• WHAT TO PRODUCE: Copy out each line of the data below in which "사용하여" appears.

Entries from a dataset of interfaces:
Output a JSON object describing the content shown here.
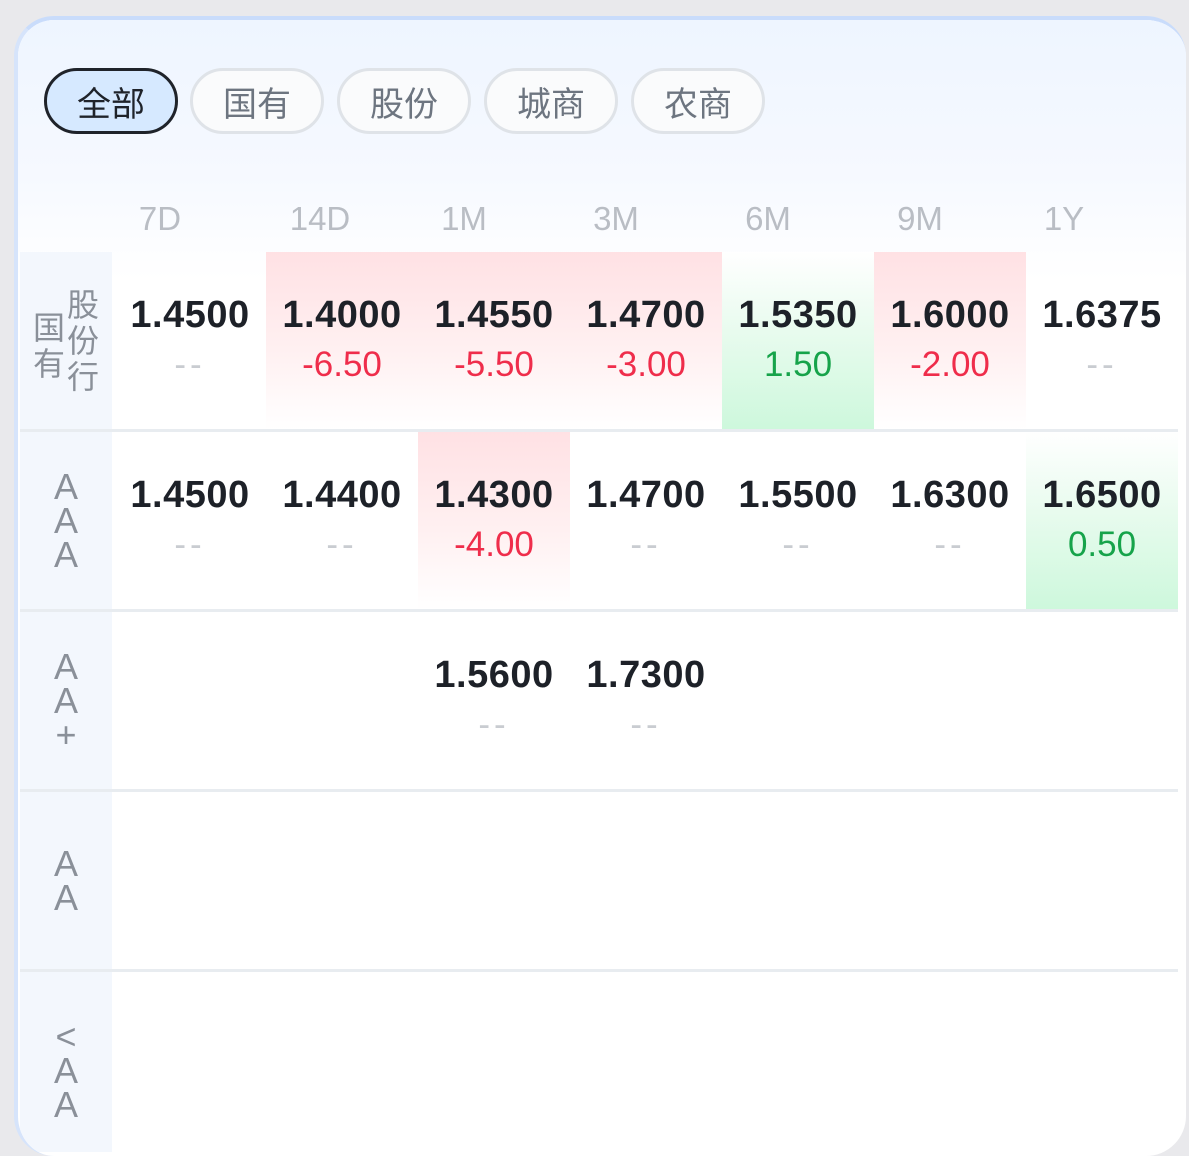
{
  "tabs": [
    {
      "label": "全部",
      "active": true
    },
    {
      "label": "国有",
      "active": false
    },
    {
      "label": "股份",
      "active": false
    },
    {
      "label": "城商",
      "active": false
    },
    {
      "label": "农商",
      "active": false
    }
  ],
  "columns": [
    "7D",
    "14D",
    "1M",
    "3M",
    "6M",
    "9M",
    "1Y"
  ],
  "rows": [
    {
      "label": "国有股份行",
      "label_cols": [
        [
          "国",
          "有"
        ],
        [
          "股",
          "份",
          "行"
        ]
      ],
      "cells": [
        {
          "value": "1.4500",
          "change": "--",
          "trend": "none"
        },
        {
          "value": "1.4000",
          "change": "-6.50",
          "trend": "down"
        },
        {
          "value": "1.4550",
          "change": "-5.50",
          "trend": "down"
        },
        {
          "value": "1.4700",
          "change": "-3.00",
          "trend": "down"
        },
        {
          "value": "1.5350",
          "change": "1.50",
          "trend": "up"
        },
        {
          "value": "1.6000",
          "change": "-2.00",
          "trend": "down"
        },
        {
          "value": "1.6375",
          "change": "--",
          "trend": "none"
        }
      ]
    },
    {
      "label": "AAA",
      "label_chars": [
        "A",
        "A",
        "A"
      ],
      "cells": [
        {
          "value": "1.4500",
          "change": "--",
          "trend": "none"
        },
        {
          "value": "1.4400",
          "change": "--",
          "trend": "none"
        },
        {
          "value": "1.4300",
          "change": "-4.00",
          "trend": "down"
        },
        {
          "value": "1.4700",
          "change": "--",
          "trend": "none"
        },
        {
          "value": "1.5500",
          "change": "--",
          "trend": "none"
        },
        {
          "value": "1.6300",
          "change": "--",
          "trend": "none"
        },
        {
          "value": "1.6500",
          "change": "0.50",
          "trend": "up"
        }
      ]
    },
    {
      "label": "AA+",
      "label_chars": [
        "A",
        "A",
        "+"
      ],
      "cells": [
        null,
        null,
        {
          "value": "1.5600",
          "change": "--",
          "trend": "none"
        },
        {
          "value": "1.7300",
          "change": "--",
          "trend": "none"
        },
        null,
        null,
        null
      ]
    },
    {
      "label": "AA",
      "label_chars": [
        "A",
        "A"
      ],
      "cells": [
        null,
        null,
        null,
        null,
        null,
        null,
        null
      ]
    },
    {
      "label": "<AA",
      "label_chars": [
        "<",
        "A",
        "A"
      ],
      "cells": [
        null,
        null,
        null,
        null,
        null,
        null,
        null
      ]
    }
  ],
  "colors": {
    "negative": "#ef2d4b",
    "positive": "#16a34a",
    "active_tab_bg": "#d6e9ff"
  },
  "icons": []
}
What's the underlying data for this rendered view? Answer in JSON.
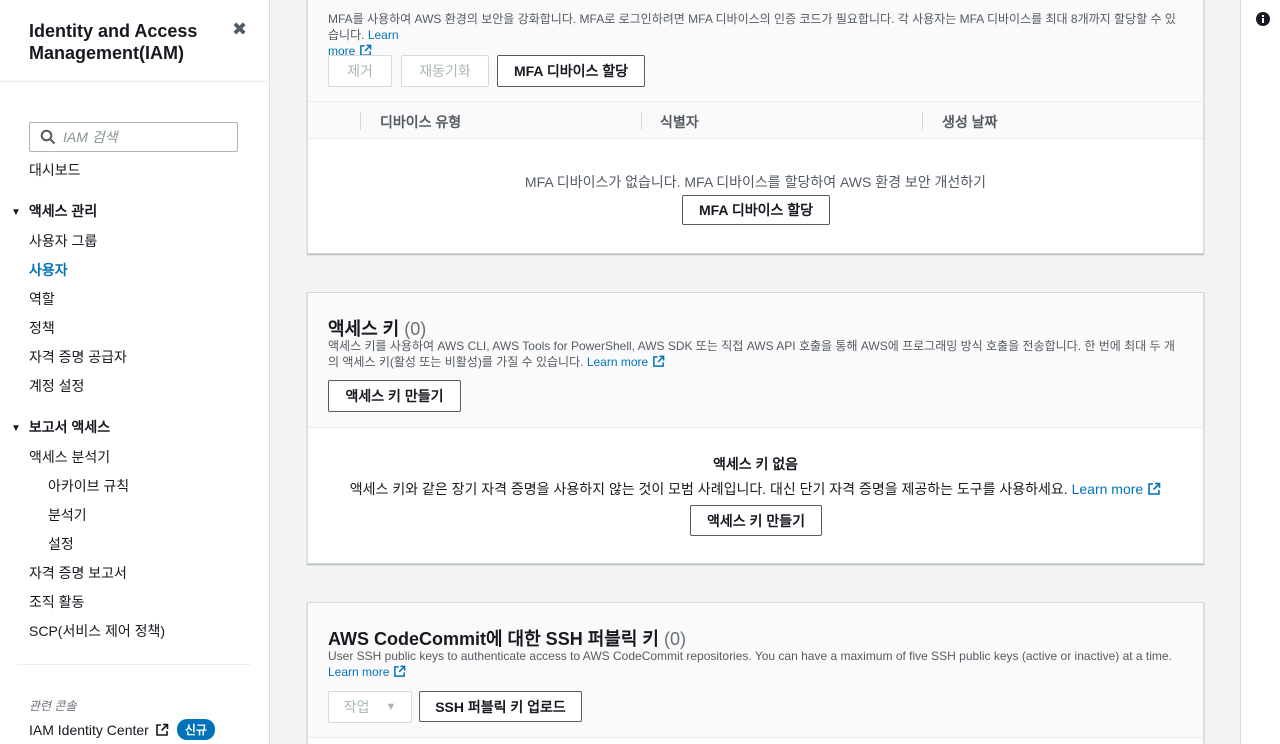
{
  "sidebar": {
    "title": "Identity and Access Management(IAM)",
    "search_placeholder": "IAM 검색",
    "dashboard": "대시보드",
    "access_management": {
      "label": "액세스 관리",
      "items": [
        "사용자 그룹",
        "사용자",
        "역할",
        "정책",
        "자격 증명 공급자",
        "계정 설정"
      ]
    },
    "report_access": {
      "label": "보고서 액세스",
      "items": [
        "액세스 분석기",
        "아카이브 규칙",
        "분석기",
        "설정",
        "자격 증명 보고서",
        "조직 활동",
        "SCP(서비스 제어 정책)"
      ]
    },
    "related_label": "관련 콘솔",
    "identity_center": "IAM Identity Center",
    "new_badge": "신규"
  },
  "mfa": {
    "desc": "MFA를 사용하여 AWS 환경의 보안을 강화합니다. MFA로 로그인하려면 MFA 디바이스의 인증 코드가 필요합니다. 각 사용자는 MFA 디바이스를 최대 8개까지 할당할 수 있습니다.",
    "learn_more_1": "Learn",
    "learn_more_2": "more",
    "remove_btn": "제거",
    "resync_btn": "재동기화",
    "assign_btn": "MFA 디바이스 할당",
    "columns": [
      "디바이스 유형",
      "식별자",
      "생성 날짜"
    ],
    "empty_text": "MFA 디바이스가 없습니다. MFA 디바이스를 할당하여 AWS 환경 보안 개선하기",
    "empty_assign_btn": "MFA 디바이스 할당"
  },
  "access_keys": {
    "title": "액세스 키",
    "count": "(0)",
    "desc": "액세스 키를 사용하여 AWS CLI, AWS Tools for PowerShell, AWS SDK 또는 직접 AWS API 호출을 통해 AWS에 프로그래밍 방식 호출을 전송합니다. 한 번에 최대 두 개의 액세스 키(활성 또는 비활성)를 가질 수 있습니다.",
    "learn_more": "Learn more",
    "create_btn": "액세스 키 만들기",
    "empty_title": "액세스 키 없음",
    "empty_desc": "액세스 키와 같은 장기 자격 증명을 사용하지 않는 것이 모범 사례입니다. 대신 단기 자격 증명을 제공하는 도구를 사용하세요.",
    "empty_learn_more": "Learn more",
    "empty_create_btn": "액세스 키 만들기"
  },
  "ssh_keys": {
    "title": "AWS CodeCommit에 대한 SSH 퍼블릭 키",
    "count": "(0)",
    "desc": "User SSH public keys to authenticate access to AWS CodeCommit repositories. You can have a maximum of five SSH public keys (active or inactive) at a time.",
    "learn_more": "Learn more",
    "actions_btn": "작업",
    "upload_btn": "SSH 퍼블릭 키 업로드"
  },
  "colors": {
    "accent": "#0073bb",
    "text": "#16191f",
    "muted": "#545b64",
    "border": "#d5dbdb"
  },
  "icons": [
    "close-icon",
    "search-icon",
    "external-link-icon",
    "info-icon",
    "caret-down-icon"
  ]
}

• TASK RESULT:
    "desc": "MFA를 사용하여 AWS 환경의 보안을 강화합니다. MFA로 로그인하려면 MFA 디바이스의 인증 코드가 필요합니다. 각 사용자는 MFA 디바이스를 최대 8개까지 할당할 수 있습니다.",
    "desc": "액세스 키를 사용하여 AWS CLI, AWS Tools for PowerShell, AWS SDK 또는 직접 AWS API 호출을 통해 AWS에 프로그래밍 방식 호출을 전송합니다. 한 번에 최대 두 개의 액세스 키(활성 또는 비활성)를 가질 수 있습니다.",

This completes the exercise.